■ DATA TO EXAMINE:
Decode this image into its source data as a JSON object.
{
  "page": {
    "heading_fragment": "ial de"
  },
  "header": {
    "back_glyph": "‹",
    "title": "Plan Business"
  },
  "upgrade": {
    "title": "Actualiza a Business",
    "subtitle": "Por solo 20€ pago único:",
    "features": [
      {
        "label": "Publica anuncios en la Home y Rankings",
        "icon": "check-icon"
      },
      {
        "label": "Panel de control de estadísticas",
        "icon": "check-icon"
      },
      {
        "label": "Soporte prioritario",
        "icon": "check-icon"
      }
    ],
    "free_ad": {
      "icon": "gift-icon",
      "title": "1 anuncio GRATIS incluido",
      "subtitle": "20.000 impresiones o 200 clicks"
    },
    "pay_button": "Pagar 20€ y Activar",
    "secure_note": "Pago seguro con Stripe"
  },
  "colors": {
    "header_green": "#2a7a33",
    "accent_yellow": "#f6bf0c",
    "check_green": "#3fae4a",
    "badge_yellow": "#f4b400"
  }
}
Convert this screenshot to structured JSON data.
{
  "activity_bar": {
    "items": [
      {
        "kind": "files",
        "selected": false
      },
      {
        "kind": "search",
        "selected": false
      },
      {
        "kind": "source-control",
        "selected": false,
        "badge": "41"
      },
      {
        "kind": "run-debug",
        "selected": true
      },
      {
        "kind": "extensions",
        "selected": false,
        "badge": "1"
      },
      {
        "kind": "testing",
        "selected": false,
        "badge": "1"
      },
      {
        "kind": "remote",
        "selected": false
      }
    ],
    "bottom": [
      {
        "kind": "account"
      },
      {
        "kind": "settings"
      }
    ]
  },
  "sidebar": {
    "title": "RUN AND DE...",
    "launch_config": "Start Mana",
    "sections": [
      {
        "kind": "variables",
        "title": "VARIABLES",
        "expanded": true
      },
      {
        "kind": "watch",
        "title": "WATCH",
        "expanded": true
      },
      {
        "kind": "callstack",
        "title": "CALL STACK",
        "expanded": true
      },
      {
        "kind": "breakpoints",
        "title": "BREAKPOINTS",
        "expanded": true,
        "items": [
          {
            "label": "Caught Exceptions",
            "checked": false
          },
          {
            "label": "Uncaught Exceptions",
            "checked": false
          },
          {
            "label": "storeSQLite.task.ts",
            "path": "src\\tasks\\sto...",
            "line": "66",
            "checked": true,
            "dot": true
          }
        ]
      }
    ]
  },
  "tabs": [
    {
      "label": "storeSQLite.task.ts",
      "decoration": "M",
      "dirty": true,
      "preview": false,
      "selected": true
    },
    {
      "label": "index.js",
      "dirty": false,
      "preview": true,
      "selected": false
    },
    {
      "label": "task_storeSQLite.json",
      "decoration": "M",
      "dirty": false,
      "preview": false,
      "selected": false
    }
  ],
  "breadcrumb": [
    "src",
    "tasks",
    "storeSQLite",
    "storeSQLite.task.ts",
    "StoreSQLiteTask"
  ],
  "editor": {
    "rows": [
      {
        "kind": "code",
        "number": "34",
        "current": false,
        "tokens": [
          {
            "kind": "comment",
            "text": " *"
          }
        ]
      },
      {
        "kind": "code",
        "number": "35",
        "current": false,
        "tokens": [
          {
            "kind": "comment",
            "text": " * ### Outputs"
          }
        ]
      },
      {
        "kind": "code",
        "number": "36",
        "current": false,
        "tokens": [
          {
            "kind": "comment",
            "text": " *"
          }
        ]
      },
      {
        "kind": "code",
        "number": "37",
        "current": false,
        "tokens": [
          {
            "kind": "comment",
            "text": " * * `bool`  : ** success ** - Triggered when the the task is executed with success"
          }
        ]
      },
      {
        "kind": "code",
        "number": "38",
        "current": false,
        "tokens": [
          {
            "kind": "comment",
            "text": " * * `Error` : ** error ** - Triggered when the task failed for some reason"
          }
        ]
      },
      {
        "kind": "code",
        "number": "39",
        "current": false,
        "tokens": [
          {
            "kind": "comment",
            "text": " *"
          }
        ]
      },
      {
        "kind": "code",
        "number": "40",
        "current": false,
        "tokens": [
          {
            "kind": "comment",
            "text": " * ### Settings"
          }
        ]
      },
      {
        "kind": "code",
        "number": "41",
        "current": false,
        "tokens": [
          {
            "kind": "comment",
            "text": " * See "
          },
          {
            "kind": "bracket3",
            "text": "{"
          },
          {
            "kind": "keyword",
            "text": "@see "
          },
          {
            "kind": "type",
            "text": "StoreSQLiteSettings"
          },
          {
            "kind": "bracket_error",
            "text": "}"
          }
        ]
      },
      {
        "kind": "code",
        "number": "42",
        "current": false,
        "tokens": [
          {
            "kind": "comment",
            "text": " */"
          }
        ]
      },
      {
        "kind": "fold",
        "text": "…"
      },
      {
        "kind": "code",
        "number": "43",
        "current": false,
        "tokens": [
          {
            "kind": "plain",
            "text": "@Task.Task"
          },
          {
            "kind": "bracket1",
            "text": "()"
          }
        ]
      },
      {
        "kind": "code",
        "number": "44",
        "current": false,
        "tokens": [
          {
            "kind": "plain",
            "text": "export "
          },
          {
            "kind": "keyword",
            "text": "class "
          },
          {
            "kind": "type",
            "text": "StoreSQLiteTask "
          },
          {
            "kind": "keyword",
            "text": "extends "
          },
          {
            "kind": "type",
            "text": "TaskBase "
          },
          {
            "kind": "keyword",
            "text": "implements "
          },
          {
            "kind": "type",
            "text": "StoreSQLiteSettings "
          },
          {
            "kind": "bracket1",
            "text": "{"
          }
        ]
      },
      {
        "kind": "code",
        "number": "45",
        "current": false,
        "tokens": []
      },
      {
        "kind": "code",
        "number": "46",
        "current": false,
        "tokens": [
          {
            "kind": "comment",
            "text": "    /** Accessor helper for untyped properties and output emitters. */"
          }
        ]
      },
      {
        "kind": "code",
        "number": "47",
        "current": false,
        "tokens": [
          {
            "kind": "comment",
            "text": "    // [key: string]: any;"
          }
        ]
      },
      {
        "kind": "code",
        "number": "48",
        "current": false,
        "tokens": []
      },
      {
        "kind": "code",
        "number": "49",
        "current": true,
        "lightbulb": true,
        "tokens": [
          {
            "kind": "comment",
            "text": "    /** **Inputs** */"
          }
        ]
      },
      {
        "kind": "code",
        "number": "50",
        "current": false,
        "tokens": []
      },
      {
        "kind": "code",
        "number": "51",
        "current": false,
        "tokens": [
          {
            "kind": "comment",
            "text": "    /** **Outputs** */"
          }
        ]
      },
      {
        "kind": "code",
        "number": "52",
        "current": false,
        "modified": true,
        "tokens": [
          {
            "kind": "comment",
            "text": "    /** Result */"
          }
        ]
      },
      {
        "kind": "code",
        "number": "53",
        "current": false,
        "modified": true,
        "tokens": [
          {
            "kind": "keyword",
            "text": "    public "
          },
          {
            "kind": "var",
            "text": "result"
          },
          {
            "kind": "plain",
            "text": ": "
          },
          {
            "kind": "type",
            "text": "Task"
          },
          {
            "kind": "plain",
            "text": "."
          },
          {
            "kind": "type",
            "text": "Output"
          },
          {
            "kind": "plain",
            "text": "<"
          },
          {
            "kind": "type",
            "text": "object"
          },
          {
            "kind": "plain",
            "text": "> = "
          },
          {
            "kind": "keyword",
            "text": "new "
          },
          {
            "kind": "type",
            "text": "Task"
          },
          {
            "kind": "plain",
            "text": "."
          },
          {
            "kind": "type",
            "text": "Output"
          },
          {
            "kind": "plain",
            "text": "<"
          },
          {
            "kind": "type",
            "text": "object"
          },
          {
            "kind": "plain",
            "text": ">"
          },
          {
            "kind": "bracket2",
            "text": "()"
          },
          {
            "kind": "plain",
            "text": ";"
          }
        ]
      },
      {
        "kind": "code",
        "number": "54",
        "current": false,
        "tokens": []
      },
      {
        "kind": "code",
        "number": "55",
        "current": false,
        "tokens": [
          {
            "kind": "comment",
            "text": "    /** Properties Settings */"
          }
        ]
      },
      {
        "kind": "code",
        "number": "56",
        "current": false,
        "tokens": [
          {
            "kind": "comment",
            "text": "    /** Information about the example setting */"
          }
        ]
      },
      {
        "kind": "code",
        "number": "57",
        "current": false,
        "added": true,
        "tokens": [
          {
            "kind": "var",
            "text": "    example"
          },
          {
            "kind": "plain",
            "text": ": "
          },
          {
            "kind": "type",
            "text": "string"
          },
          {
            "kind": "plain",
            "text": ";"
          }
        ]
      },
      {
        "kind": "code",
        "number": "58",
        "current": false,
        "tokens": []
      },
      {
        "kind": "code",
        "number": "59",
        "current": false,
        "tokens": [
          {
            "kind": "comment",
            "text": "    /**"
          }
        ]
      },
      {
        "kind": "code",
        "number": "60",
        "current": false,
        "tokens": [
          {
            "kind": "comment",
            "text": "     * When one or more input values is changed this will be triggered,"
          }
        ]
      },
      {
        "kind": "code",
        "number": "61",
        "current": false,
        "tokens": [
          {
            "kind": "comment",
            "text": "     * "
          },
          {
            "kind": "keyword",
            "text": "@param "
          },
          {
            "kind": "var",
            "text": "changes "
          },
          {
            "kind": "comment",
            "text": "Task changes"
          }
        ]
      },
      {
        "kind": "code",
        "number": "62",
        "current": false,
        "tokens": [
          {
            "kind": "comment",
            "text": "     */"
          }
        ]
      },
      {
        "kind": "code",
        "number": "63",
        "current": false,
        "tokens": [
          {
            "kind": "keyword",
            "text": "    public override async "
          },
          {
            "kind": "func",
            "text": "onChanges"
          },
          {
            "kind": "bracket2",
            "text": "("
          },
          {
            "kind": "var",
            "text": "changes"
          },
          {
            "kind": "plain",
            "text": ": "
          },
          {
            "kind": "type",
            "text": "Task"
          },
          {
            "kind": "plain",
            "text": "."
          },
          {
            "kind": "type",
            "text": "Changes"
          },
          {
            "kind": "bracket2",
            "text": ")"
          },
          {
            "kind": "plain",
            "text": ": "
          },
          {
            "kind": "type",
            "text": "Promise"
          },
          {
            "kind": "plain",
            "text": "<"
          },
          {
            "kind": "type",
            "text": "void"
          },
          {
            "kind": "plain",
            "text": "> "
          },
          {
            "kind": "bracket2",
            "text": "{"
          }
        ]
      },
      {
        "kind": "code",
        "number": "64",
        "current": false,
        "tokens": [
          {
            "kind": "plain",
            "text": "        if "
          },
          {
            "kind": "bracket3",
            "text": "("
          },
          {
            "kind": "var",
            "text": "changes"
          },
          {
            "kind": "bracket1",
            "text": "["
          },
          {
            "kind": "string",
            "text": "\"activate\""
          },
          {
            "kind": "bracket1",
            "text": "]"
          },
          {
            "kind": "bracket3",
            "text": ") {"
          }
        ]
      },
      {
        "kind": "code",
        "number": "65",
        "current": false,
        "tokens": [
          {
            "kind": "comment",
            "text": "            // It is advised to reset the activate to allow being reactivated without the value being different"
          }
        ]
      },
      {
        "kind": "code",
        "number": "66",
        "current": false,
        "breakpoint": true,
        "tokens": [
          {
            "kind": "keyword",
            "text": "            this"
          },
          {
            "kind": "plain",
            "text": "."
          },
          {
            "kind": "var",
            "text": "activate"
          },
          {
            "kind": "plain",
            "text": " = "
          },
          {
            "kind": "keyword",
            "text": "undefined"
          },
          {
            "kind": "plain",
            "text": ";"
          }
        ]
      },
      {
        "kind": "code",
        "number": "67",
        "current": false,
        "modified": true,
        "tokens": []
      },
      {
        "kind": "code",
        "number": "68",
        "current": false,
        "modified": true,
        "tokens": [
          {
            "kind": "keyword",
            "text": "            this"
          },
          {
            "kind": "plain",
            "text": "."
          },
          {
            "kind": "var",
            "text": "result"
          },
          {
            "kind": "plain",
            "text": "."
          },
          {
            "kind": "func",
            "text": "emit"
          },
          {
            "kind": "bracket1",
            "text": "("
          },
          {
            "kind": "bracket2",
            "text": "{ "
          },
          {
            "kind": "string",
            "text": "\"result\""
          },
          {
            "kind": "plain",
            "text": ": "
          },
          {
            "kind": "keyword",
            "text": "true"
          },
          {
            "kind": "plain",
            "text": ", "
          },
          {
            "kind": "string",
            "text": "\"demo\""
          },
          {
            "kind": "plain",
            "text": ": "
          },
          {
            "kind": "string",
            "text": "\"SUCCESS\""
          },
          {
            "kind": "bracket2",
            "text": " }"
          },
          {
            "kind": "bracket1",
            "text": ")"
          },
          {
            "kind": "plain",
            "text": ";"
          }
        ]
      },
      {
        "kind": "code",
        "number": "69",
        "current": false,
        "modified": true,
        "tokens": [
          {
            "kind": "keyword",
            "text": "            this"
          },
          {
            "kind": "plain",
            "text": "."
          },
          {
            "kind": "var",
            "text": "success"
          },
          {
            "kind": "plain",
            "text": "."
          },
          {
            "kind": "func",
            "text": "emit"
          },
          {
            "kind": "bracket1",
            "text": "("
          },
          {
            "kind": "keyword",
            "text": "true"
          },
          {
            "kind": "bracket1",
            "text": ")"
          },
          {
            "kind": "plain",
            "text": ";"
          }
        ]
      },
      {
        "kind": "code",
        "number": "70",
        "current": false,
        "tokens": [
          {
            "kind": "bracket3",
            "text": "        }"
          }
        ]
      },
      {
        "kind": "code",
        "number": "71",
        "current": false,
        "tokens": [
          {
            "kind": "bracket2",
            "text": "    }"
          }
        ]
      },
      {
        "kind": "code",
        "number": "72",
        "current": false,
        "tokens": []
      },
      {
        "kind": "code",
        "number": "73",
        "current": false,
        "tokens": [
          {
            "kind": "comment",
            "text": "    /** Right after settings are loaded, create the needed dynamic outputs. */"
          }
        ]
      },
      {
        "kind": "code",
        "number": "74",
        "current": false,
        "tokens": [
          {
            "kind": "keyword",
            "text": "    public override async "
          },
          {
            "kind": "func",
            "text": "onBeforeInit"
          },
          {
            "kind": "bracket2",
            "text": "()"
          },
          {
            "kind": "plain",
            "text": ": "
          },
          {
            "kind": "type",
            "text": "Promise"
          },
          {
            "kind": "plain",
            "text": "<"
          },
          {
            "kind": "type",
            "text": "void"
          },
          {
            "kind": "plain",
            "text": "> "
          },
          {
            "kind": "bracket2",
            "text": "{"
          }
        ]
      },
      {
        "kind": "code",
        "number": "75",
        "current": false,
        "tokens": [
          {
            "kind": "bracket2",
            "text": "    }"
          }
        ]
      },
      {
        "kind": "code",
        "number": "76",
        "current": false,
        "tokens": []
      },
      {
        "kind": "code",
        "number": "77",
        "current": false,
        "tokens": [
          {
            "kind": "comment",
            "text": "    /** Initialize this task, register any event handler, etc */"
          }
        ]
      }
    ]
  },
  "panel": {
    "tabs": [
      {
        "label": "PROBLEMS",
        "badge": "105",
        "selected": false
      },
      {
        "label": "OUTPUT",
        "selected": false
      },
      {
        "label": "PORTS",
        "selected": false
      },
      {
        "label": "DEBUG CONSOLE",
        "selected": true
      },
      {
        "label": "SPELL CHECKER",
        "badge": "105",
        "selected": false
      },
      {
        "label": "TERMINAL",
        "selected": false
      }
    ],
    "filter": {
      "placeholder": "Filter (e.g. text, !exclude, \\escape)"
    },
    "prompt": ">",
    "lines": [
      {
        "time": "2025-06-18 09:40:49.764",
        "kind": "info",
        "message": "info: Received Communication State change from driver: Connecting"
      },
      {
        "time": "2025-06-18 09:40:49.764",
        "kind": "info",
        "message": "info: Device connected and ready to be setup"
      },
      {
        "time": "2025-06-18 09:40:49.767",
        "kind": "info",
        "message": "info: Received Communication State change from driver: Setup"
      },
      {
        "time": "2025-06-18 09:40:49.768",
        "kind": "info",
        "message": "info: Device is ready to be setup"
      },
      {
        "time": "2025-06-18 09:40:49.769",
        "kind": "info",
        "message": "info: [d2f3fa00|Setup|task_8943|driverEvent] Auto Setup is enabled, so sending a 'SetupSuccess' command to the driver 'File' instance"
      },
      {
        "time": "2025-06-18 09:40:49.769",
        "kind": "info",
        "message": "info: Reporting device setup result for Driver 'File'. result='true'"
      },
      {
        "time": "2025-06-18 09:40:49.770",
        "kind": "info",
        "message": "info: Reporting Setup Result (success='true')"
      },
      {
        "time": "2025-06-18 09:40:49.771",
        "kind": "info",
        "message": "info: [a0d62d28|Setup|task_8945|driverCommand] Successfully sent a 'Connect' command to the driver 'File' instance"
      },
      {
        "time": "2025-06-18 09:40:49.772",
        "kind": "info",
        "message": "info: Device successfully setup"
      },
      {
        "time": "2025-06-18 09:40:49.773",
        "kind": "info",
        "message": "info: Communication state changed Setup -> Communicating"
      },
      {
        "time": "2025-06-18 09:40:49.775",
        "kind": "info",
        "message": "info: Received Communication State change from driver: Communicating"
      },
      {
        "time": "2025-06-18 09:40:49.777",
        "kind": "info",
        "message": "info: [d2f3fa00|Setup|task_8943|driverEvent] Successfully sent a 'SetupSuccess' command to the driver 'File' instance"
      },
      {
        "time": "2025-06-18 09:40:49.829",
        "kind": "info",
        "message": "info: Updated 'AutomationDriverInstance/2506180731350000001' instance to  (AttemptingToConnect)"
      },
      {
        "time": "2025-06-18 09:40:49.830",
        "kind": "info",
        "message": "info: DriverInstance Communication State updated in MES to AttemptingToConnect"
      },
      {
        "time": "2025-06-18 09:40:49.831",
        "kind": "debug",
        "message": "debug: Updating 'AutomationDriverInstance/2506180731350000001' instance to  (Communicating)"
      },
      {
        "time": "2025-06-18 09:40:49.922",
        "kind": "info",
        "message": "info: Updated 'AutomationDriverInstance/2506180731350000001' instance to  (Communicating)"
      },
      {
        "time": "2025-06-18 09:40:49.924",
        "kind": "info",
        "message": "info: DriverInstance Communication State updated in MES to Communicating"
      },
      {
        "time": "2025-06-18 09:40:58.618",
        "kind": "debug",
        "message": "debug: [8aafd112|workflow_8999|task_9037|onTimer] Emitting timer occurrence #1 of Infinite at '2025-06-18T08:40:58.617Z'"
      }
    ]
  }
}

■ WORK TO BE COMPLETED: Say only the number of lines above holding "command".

■ YOUR SOLUTION: 3